The V8 JavaScript Engine


JavaScript Engines: A Preamble

A JavaScript Engine is a complex software component that executes JavaScript.

The pioneering JavaScript Engines were simply interpreters that read source code line by line and interprets to binary code that's easily executable by CPUs. They had no optimisation capabilities making them slow and inefficient.

As we have constantly witnessed, technological advancement is an inevitable course. Modern JavaScript engines have improved significantly over the years delivering high-speed JS execution.

Examples of JavaScript Engines are:

  • Spider Monkey: The first JavaScript Engine developed by the creator of JavaScript, Brendan Eich. It's currently used and maintained by Mozilla Foundation
  • V8 JavaScript Engine: Developed by the Google Chrome team. It powers the Chrome browser and Node.js runtime environment.
  • Chakra: Developed in Microsoft for Internet Explorer.
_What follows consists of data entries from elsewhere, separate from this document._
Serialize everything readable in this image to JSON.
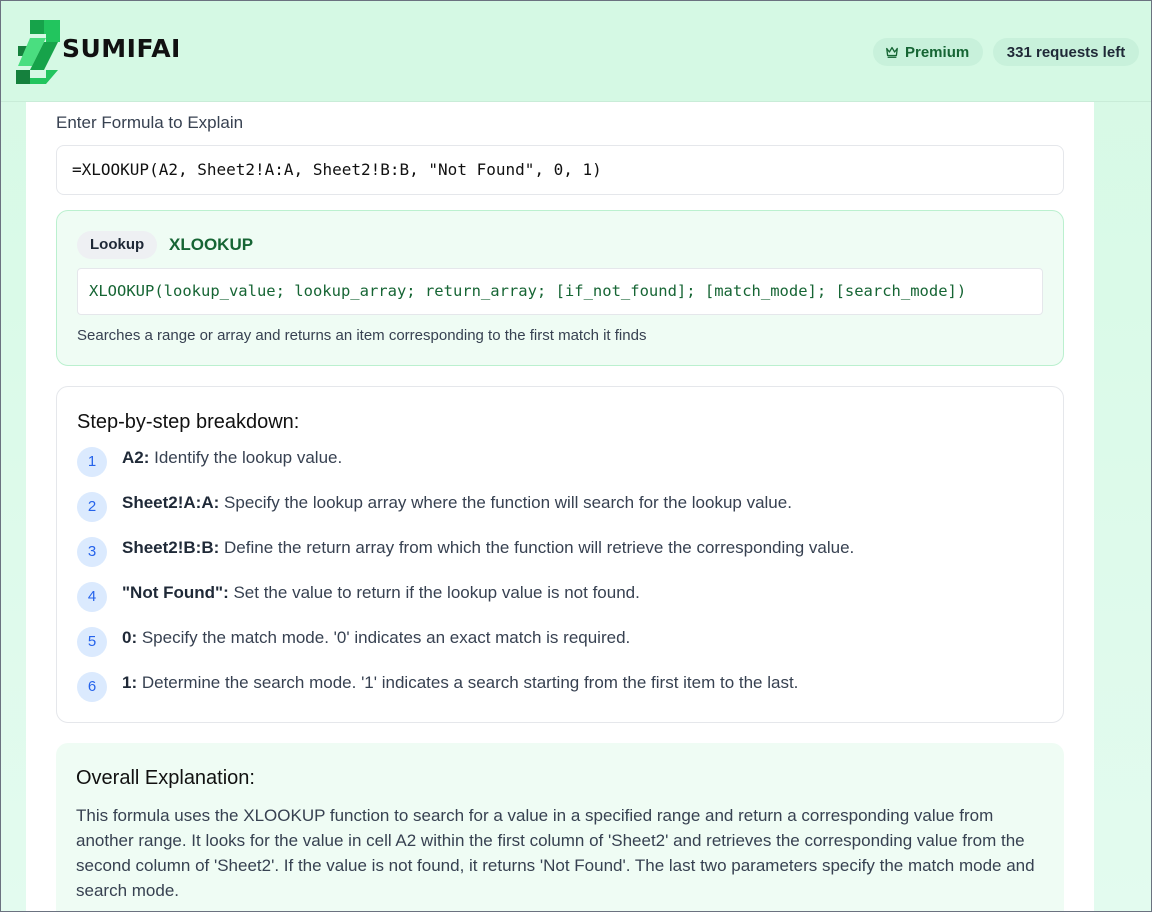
{
  "header": {
    "brand": "SUMIFAI",
    "premium_label": "Premium",
    "requests_label": "331 requests left",
    "colors": {
      "brand_green": "#16a34a",
      "header_bg": "#d5f9e4"
    }
  },
  "formula": {
    "label": "Enter Formula to Explain",
    "value": "=XLOOKUP(A2, Sheet2!A:A, Sheet2!B:B, \"Not Found\", 0, 1)"
  },
  "function_card": {
    "category": "Lookup",
    "name": "XLOOKUP",
    "syntax": "XLOOKUP(lookup_value; lookup_array; return_array; [if_not_found]; [match_mode]; [search_mode])",
    "description": "Searches a range or array and returns an item corresponding to the first match it finds"
  },
  "breakdown": {
    "title": "Step-by-step breakdown:",
    "steps": [
      {
        "num": "1",
        "term": "A2:",
        "text": " Identify the lookup value."
      },
      {
        "num": "2",
        "term": "Sheet2!A:A:",
        "text": " Specify the lookup array where the function will search for the lookup value."
      },
      {
        "num": "3",
        "term": "Sheet2!B:B:",
        "text": " Define the return array from which the function will retrieve the corresponding value."
      },
      {
        "num": "4",
        "term": "\"Not Found\":",
        "text": " Set the value to return if the lookup value is not found."
      },
      {
        "num": "5",
        "term": "0:",
        "text": " Specify the match mode. '0' indicates an exact match is required."
      },
      {
        "num": "6",
        "term": "1:",
        "text": " Determine the search mode. '1' indicates a search starting from the first item to the last."
      }
    ]
  },
  "overall": {
    "title": "Overall Explanation:",
    "text": "This formula uses the XLOOKUP function to search for a value in a specified range and return a corresponding value from another range. It looks for the value in cell A2 within the first column of 'Sheet2' and retrieves the corresponding value from the second column of 'Sheet2'. If the value is not found, it returns 'Not Found'. The last two parameters specify the match mode and search mode."
  }
}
They all follow similar principles and processes to execute JavaScript. However, the V8 JavaScript Engine is the most popular engine admist because apart from its usage in the famous Google Chrome browser, it powers Node.js runtime environment that birthed the possibility of running JavaScript code on servers.

It unlocked a whole new realm for JavaScript and expanded the possibilities of what JavaScript can do outside the browser client.

V8 JavaScript Engine: What it is

V8 JavaScript Engine is a high-performance JIT (Just-In-Time) compiler that converts JavaScript code to executable low-level/machine code. It can run standalone or in C++ runtime environments like Chrome and Node.js.

Computer CPUs understand only binary code (0s and 1s). JavaScript and all other human-readable languages (High-level languages) like C++ and Python must be translated to machine code to be executable.

Traditionally, This is achieved either by Compilation or Interpretation.

In Compilation or AOT (Ahead-Of-Time) compilation, the entire high-level language code is converted into machine code at once and written to a binary file that can be executed at any time. It takes two (2) steps:

  • the conversion step to binary code
  • and the execution step.

In Interpretation, it runs through the high-level language source code and executes it line by line. It takes just one step but it's much slower and less efficient than Compilation because at runtime each line of code has to go through an interpretation process which significantly increases runtime making the process slow.

The V8 JavaScript engine implements JIT (Just-In-Time) compilation.

JIT Compilation combines the best of both worlds from Compilation and Interpretation. It takes the entire code, converts it into machine code at once, and executes it immediately.

How the V8 engine is how it works:

  • It takes your Javascript source code and parses it.
  • The parser generates an abstract syntax tree (AST) from the source code.
  • V8's interpreter (Ignition) generates bytecode from the AST that the compiler can understand.
  • Ignition interprets the bytecode to non-optimized machine code and executes it immediately.
  • V8's optimizing compiler (TurboFan) optionally replaces bytecode sections with optimized machine code.
  • And it executes the optimized machine code again.

What makes V8 deliver high-speed JS execution:

  • It harnesses the power of Ignition which is V8's baseline compiler to interpret source code to un-optimized machine code and executes immediately.
  • It utilizes TurboFan, V8's optimizing compiler for the optimization of hot functions and compiles them into machine code.
  • It compiles and optimizes code at runtime

Key takeaways:

  • V8 delivers high-speed JS executing at runtime.
  • V8 implements JIT (Just-In-Time) compilation.
  • V8 has two (2) compilers. A baseline compiler, Ignition, and an optimizing compiler, TurboFan.
  • V8 defaults to using the baseline compiler to generate bytecode that is easily interpreted to machine code and optionally uses the optimizing compiler to generate machine code.